What is needed is a word-for-word copy of the listing below, without pictures.

● ● ● ● ●

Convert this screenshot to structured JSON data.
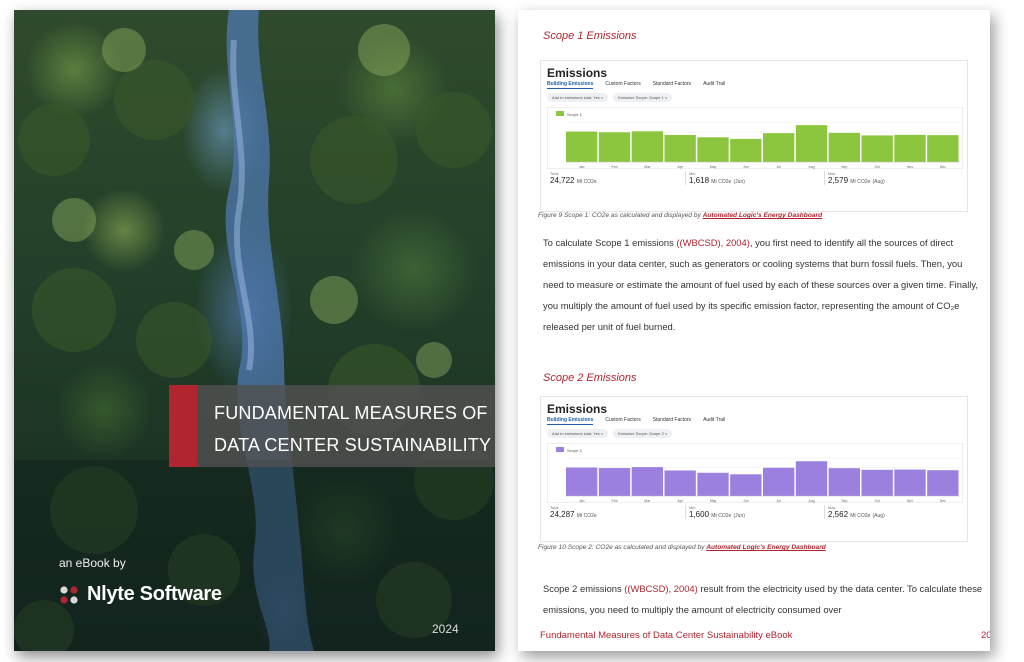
{
  "cover": {
    "title_line1": "FUNDAMENTAL MEASURES OF",
    "title_line2": "DATA CENTER SUSTAINABILITY",
    "ebook_by": "an eBook by",
    "brand": "Nlyte Software",
    "year": "2024",
    "accent_color": "#b0252f"
  },
  "page": {
    "number": "20",
    "footer": "Fundamental Measures of Data Center Sustainability eBook",
    "scope1": {
      "heading": "Scope 1 Emissions",
      "caption_prefix": "Figure 9 Scope 1: CO2e as calculated and displayed by ",
      "caption_link": "Automated Logic's Energy Dashboard",
      "paragraph_pre": "To calculate Scope 1 emissions ",
      "paragraph_cite": "((WBCSD), 2004)",
      "paragraph_post": ", you first need to identify all the sources of direct emissions in your data center, such as generators or cooling systems that burn fossil fuels. Then, you need to measure or estimate the amount of fuel used by each of these sources over a given time. Finally, you multiply the amount of fuel used by its specific emission factor, representing the amount of CO₂e released per unit of fuel burned.",
      "dashboard": {
        "title": "Emissions",
        "tabs": [
          "Building Emissions",
          "Custom Factors",
          "Standard Factors",
          "Audit Trail"
        ],
        "filters": [
          "Add to emissions total: Yes ×",
          "Emission Scope: Scope 1 ×"
        ],
        "legend": "Scope 1",
        "stats": [
          {
            "label": "Total",
            "value": "24,722",
            "unit": "Mt CO2e",
            "note": ""
          },
          {
            "label": "Min",
            "value": "1,618",
            "unit": "Mt CO2e",
            "note": "(Jun)"
          },
          {
            "label": "Max",
            "value": "2,579",
            "unit": "Mt CO2e",
            "note": "(Aug)"
          }
        ]
      }
    },
    "scope2": {
      "heading": "Scope 2 Emissions",
      "caption_prefix": "Figure 10 Scope 2: CO2e as calculated and displayed by ",
      "caption_link": "Automated Logic's Energy Dashboard",
      "paragraph_pre": "Scope 2 emissions ",
      "paragraph_cite": "((WBCSD), 2004)",
      "paragraph_post": " result from the electricity used by the data center. To calculate these emissions, you need to multiply the amount of electricity consumed over",
      "dashboard": {
        "title": "Emissions",
        "tabs": [
          "Building Emissions",
          "Custom Factors",
          "Standard Factors",
          "Audit Trail"
        ],
        "filters": [
          "Add to emissions total: Yes ×",
          "Emission Scope: Scope 2 ×"
        ],
        "legend": "Scope 2",
        "stats": [
          {
            "label": "Total",
            "value": "24,287",
            "unit": "Mt CO2e",
            "note": ""
          },
          {
            "label": "Min",
            "value": "1,600",
            "unit": "Mt CO2e",
            "note": "(Jun)"
          },
          {
            "label": "Max",
            "value": "2,562",
            "unit": "Mt CO2e",
            "note": "(Aug)"
          }
        ]
      }
    }
  },
  "chart_data": [
    {
      "type": "bar",
      "categories": [
        "Jan",
        "Feb",
        "Mar",
        "Apr",
        "May",
        "Jun",
        "Jul",
        "Aug",
        "Sep",
        "Oct",
        "Nov",
        "Dec"
      ],
      "series": [
        {
          "name": "Scope 1",
          "values": [
            2130,
            2080,
            2150,
            1890,
            1730,
            1618,
            2020,
            2579,
            2040,
            1860,
            1900,
            1880
          ],
          "color": "#8cc63f"
        }
      ],
      "ylim": [
        0,
        2800
      ]
    },
    {
      "type": "bar",
      "categories": [
        "Jan",
        "Feb",
        "Mar",
        "Apr",
        "May",
        "Jun",
        "Jul",
        "Aug",
        "Sep",
        "Oct",
        "Nov",
        "Dec"
      ],
      "series": [
        {
          "name": "Scope 2",
          "values": [
            2100,
            2060,
            2130,
            1880,
            1710,
            1600,
            2080,
            2562,
            2050,
            1930,
            1950,
            1900
          ],
          "color": "#9b80e0"
        }
      ],
      "ylim": [
        0,
        2800
      ]
    }
  ]
}
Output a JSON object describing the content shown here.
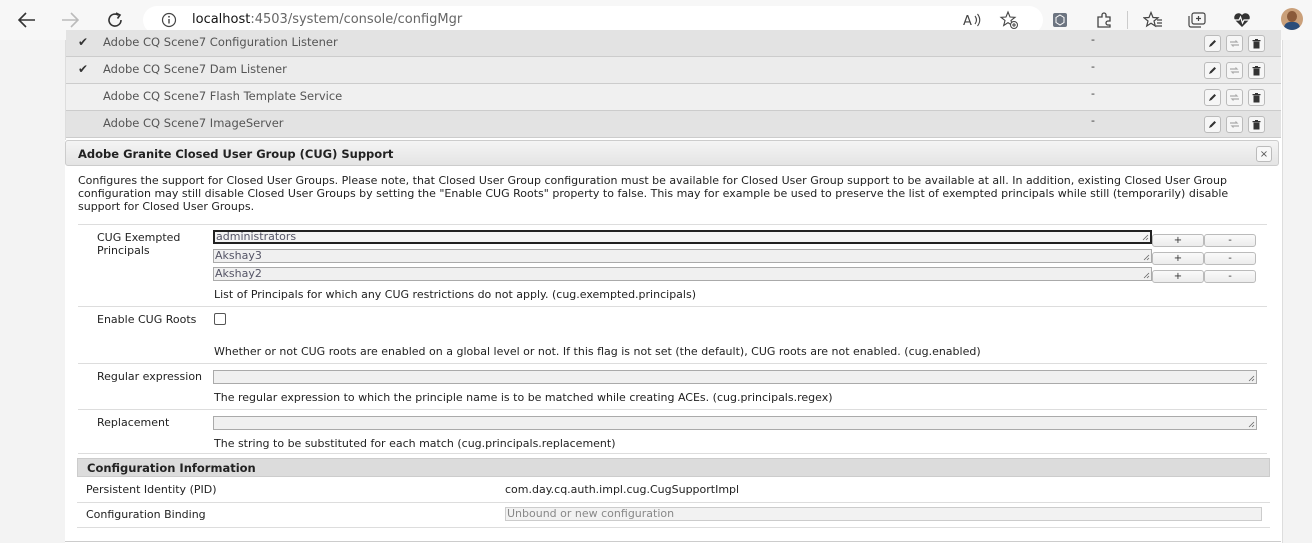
{
  "browser": {
    "url_host": "localhost",
    "url_path": ":4503/system/console/configMgr"
  },
  "list": [
    {
      "name": "Adobe CQ Scene7 Configuration Listener",
      "checked": true,
      "value": "-"
    },
    {
      "name": "Adobe CQ Scene7 Dam Listener",
      "checked": true,
      "value": "-"
    },
    {
      "name": "Adobe CQ Scene7 Flash Template Service",
      "checked": false,
      "value": "-"
    },
    {
      "name": "Adobe CQ Scene7 ImageServer",
      "checked": false,
      "value": "-"
    }
  ],
  "dialog": {
    "title": "Adobe Granite Closed User Group (CUG) Support",
    "close_label": "×",
    "description": "Configures the support for Closed User Groups. Please note, that Closed User Group configuration must be available for Closed User Group support to be available at all. In addition, existing Closed User Group configuration may still disable Closed User Groups by setting the \"Enable CUG Roots\" property to false. This may for example be used to preserve the list of exempted principals while still (temporarily) disable support for Closed User Groups.",
    "exempted": {
      "label": "CUG Exempted Principals",
      "values": [
        "administrators",
        "Akshay3",
        "Akshay2"
      ],
      "add_label": "+",
      "remove_label": "-",
      "help": "List of Principals for which any CUG restrictions do not apply. (cug.exempted.principals)"
    },
    "enable_roots": {
      "label": "Enable CUG Roots",
      "checked": false,
      "help": "Whether or not CUG roots are enabled on a global level or not. If this flag is not set (the default), CUG roots are not enabled. (cug.enabled)"
    },
    "regex": {
      "label": "Regular expression",
      "value": "",
      "help": "The regular expression to which the principle name is to be matched while creating ACEs. (cug.principals.regex)"
    },
    "replacement": {
      "label": "Replacement",
      "value": "",
      "help": "The string to be substituted for each match (cug.principals.replacement)"
    },
    "config_info": {
      "title": "Configuration Information",
      "pid_label": "Persistent Identity (PID)",
      "pid_value": "com.day.cq.auth.impl.cug.CugSupportImpl",
      "binding_label": "Configuration Binding",
      "binding_value": "Unbound or new configuration"
    }
  }
}
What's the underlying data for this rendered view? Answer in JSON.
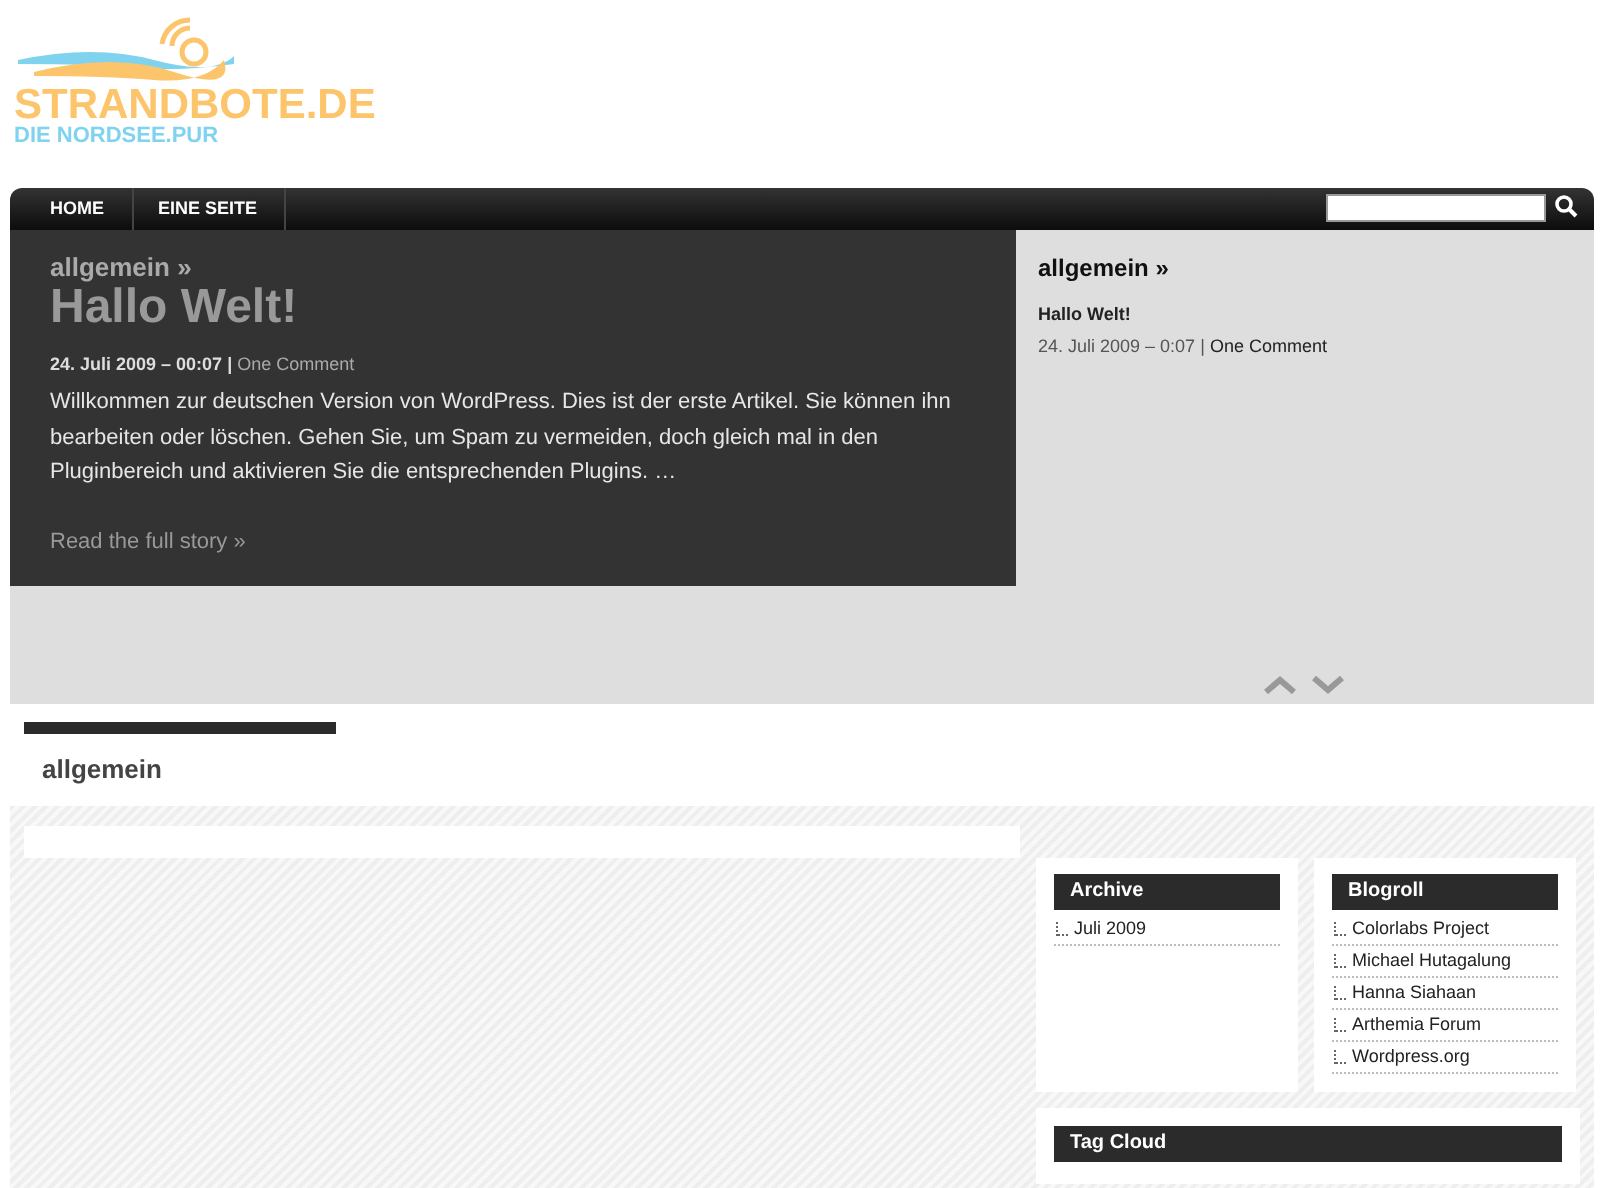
{
  "logo": {
    "title": "STRANDBOTE.DE",
    "tagline": "DIE NORDSEE.PUR"
  },
  "nav": [
    {
      "label": "HOME"
    },
    {
      "label": "EINE SEITE"
    }
  ],
  "featured": {
    "category": "allgemein »",
    "title": "Hallo Welt!",
    "date": "24. Juli 2009 – 00:07",
    "separator": "|",
    "comments": "One Comment",
    "excerpt": "Willkommen zur deutschen Version von WordPress. Dies ist der erste Artikel. Sie können ihn bearbeiten oder löschen. Gehen Sie, um Spam zu vermeiden, doch gleich mal in den Pluginbereich und aktivieren Sie die entsprechenden Plugins. …",
    "read_more": "Read the full story »"
  },
  "featured_list": {
    "category": "allgemein »",
    "items": [
      {
        "title": "Hallo Welt!",
        "date": "24. Juli 2009 – 0:07",
        "separator": "|",
        "comments": "One Comment"
      }
    ]
  },
  "section_title": "allgemein",
  "widgets": [
    {
      "title": "Archive",
      "items": [
        "Juli 2009"
      ]
    },
    {
      "title": "Blogroll",
      "items": [
        "Colorlabs Project",
        "Michael Hutagalung",
        "Hanna Siahaan",
        "Arthemia Forum",
        "Wordpress.org"
      ]
    },
    {
      "title": "Tag Cloud"
    }
  ]
}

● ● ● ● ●

*ANSWER SPACE*:
Convert this screenshot to structured JSON data.
{
  "cover": {
    "title_line1": "FUNDAMENTAL MEASURES OF",
    "title_line2": "DATA CENTER SUSTAINABILITY",
    "ebook_by": "an eBook by",
    "brand": "Nlyte Software",
    "year": "2024",
    "accent_color": "#b0252f"
  },
  "page": {
    "number": "20",
    "footer": "Fundamental Measures of Data Center Sustainability eBook",
    "scope1": {
      "heading": "Scope 1 Emissions",
      "caption_prefix": "Figure 9 Scope 1: CO2e as calculated and displayed by ",
      "caption_link": "Automated Logic's Energy Dashboard",
      "paragraph_pre": "To calculate Scope 1 emissions ",
      "paragraph_cite": "((WBCSD), 2004)",
      "paragraph_post": ", you first need to identify all the sources of direct emissions in your data center, such as generators or cooling systems that burn fossil fuels. Then, you need to measure or estimate the amount of fuel used by each of these sources over a given time. Finally, you multiply the amount of fuel used by its specific emission factor, representing the amount of CO₂e released per unit of fuel burned.",
      "dashboard": {
        "title": "Emissions",
        "tabs": [
          "Building Emissions",
          "Custom Factors",
          "Standard Factors",
          "Audit Trail"
        ],
        "filters": [
          "Add to emissions total: Yes ×",
          "Emission Scope: Scope 1 ×"
        ],
        "legend": "Scope 1",
        "stats": [
          {
            "label": "Total",
            "value": "24,722",
            "unit": "Mt CO2e",
            "note": ""
          },
          {
            "label": "Min",
            "value": "1,618",
            "unit": "Mt CO2e",
            "note": "(Jun)"
          },
          {
            "label": "Max",
            "value": "2,579",
            "unit": "Mt CO2e",
            "note": "(Aug)"
          }
        ]
      }
    },
    "scope2": {
      "heading": "Scope 2 Emissions",
      "caption_prefix": "Figure 10 Scope 2: CO2e as calculated and displayed by ",
      "caption_link": "Automated Logic's Energy Dashboard",
      "paragraph_pre": "Scope 2 emissions ",
      "paragraph_cite": "((WBCSD), 2004)",
      "paragraph_post": " result from the electricity used by the data center. To calculate these emissions, you need to multiply the amount of electricity consumed over",
      "dashboard": {
        "title": "Emissions",
        "tabs": [
          "Building Emissions",
          "Custom Factors",
          "Standard Factors",
          "Audit Trail"
        ],
        "filters": [
          "Add to emissions total: Yes ×",
          "Emission Scope: Scope 2 ×"
        ],
        "legend": "Scope 2",
        "stats": [
          {
            "label": "Total",
            "value": "24,287",
            "unit": "Mt CO2e",
            "note": ""
          },
          {
            "label": "Min",
            "value": "1,600",
            "unit": "Mt CO2e",
            "note": "(Jun)"
          },
          {
            "label": "Max",
            "value": "2,562",
            "unit": "Mt CO2e",
            "note": "(Aug)"
          }
        ]
      }
    }
  },
  "chart_data": [
    {
      "type": "bar",
      "categories": [
        "Jan",
        "Feb",
        "Mar",
        "Apr",
        "May",
        "Jun",
        "Jul",
        "Aug",
        "Sep",
        "Oct",
        "Nov",
        "Dec"
      ],
      "series": [
        {
          "name": "Scope 1",
          "values": [
            2130,
            2080,
            2150,
            1890,
            1730,
            1618,
            2020,
            2579,
            2040,
            1860,
            1900,
            1880
          ],
          "color": "#8cc63f"
        }
      ],
      "ylim": [
        0,
        2800
      ]
    },
    {
      "type": "bar",
      "categories": [
        "Jan",
        "Feb",
        "Mar",
        "Apr",
        "May",
        "Jun",
        "Jul",
        "Aug",
        "Sep",
        "Oct",
        "Nov",
        "Dec"
      ],
      "series": [
        {
          "name": "Scope 2",
          "values": [
            2100,
            2060,
            2130,
            1880,
            1710,
            1600,
            2080,
            2562,
            2050,
            1930,
            1950,
            1900
          ],
          "color": "#9b80e0"
        }
      ],
      "ylim": [
        0,
        2800
      ]
    }
  ]
}
Output a JSON object describing the content shown here.
{
  "browser": {
    "url_host": "localhost",
    "url_path": ":4503/system/console/configMgr"
  },
  "list": [
    {
      "name": "Adobe CQ Scene7 Configuration Listener",
      "checked": true,
      "value": "-"
    },
    {
      "name": "Adobe CQ Scene7 Dam Listener",
      "checked": true,
      "value": "-"
    },
    {
      "name": "Adobe CQ Scene7 Flash Template Service",
      "checked": false,
      "value": "-"
    },
    {
      "name": "Adobe CQ Scene7 ImageServer",
      "checked": false,
      "value": "-"
    }
  ],
  "dialog": {
    "title": "Adobe Granite Closed User Group (CUG) Support",
    "close_label": "×",
    "description": "Configures the support for Closed User Groups. Please note, that Closed User Group configuration must be available for Closed User Group support to be available at all. In addition, existing Closed User Group configuration may still disable Closed User Groups by setting the \"Enable CUG Roots\" property to false. This may for example be used to preserve the list of exempted principals while still (temporarily) disable support for Closed User Groups.",
    "exempted": {
      "label": "CUG Exempted Principals",
      "values": [
        "administrators",
        "Akshay3",
        "Akshay2"
      ],
      "add_label": "+",
      "remove_label": "-",
      "help": "List of Principals for which any CUG restrictions do not apply. (cug.exempted.principals)"
    },
    "enable_roots": {
      "label": "Enable CUG Roots",
      "checked": false,
      "help": "Whether or not CUG roots are enabled on a global level or not. If this flag is not set (the default), CUG roots are not enabled. (cug.enabled)"
    },
    "regex": {
      "label": "Regular expression",
      "value": "",
      "help": "The regular expression to which the principle name is to be matched while creating ACEs. (cug.principals.regex)"
    },
    "replacement": {
      "label": "Replacement",
      "value": "",
      "help": "The string to be substituted for each match (cug.principals.replacement)"
    },
    "config_info": {
      "title": "Configuration Information",
      "pid_label": "Persistent Identity (PID)",
      "pid_value": "com.day.cq.auth.impl.cug.CugSupportImpl",
      "binding_label": "Configuration Binding",
      "binding_value": "Unbound or new configuration"
    }
  }
}
What's the underlying data for this rendered view? Answer in JSON.
{
  "logo": {
    "title": "STRANDBOTE.DE",
    "tagline": "DIE NORDSEE.PUR"
  },
  "nav": [
    {
      "label": "HOME"
    },
    {
      "label": "EINE SEITE"
    }
  ],
  "featured": {
    "category": "allgemein »",
    "title": "Hallo Welt!",
    "date": "24. Juli 2009 – 00:07",
    "separator": "|",
    "comments": "One Comment",
    "excerpt": "Willkommen zur deutschen Version von WordPress. Dies ist der erste Artikel. Sie können ihn bearbeiten oder löschen. Gehen Sie, um Spam zu vermeiden, doch gleich mal in den Pluginbereich und aktivieren Sie die entsprechenden Plugins. …",
    "read_more": "Read the full story »"
  },
  "featured_list": {
    "category": "allgemein »",
    "items": [
      {
        "title": "Hallo Welt!",
        "date": "24. Juli 2009 – 0:07",
        "separator": "|",
        "comments": "One Comment"
      }
    ]
  },
  "section_title": "allgemein",
  "widgets": [
    {
      "title": "Archive",
      "items": [
        "Juli 2009"
      ]
    },
    {
      "title": "Blogroll",
      "items": [
        "Colorlabs Project",
        "Michael Hutagalung",
        "Hanna Siahaan",
        "Arthemia Forum",
        "Wordpress.org"
      ]
    },
    {
      "title": "Tag Cloud"
    }
  ]
}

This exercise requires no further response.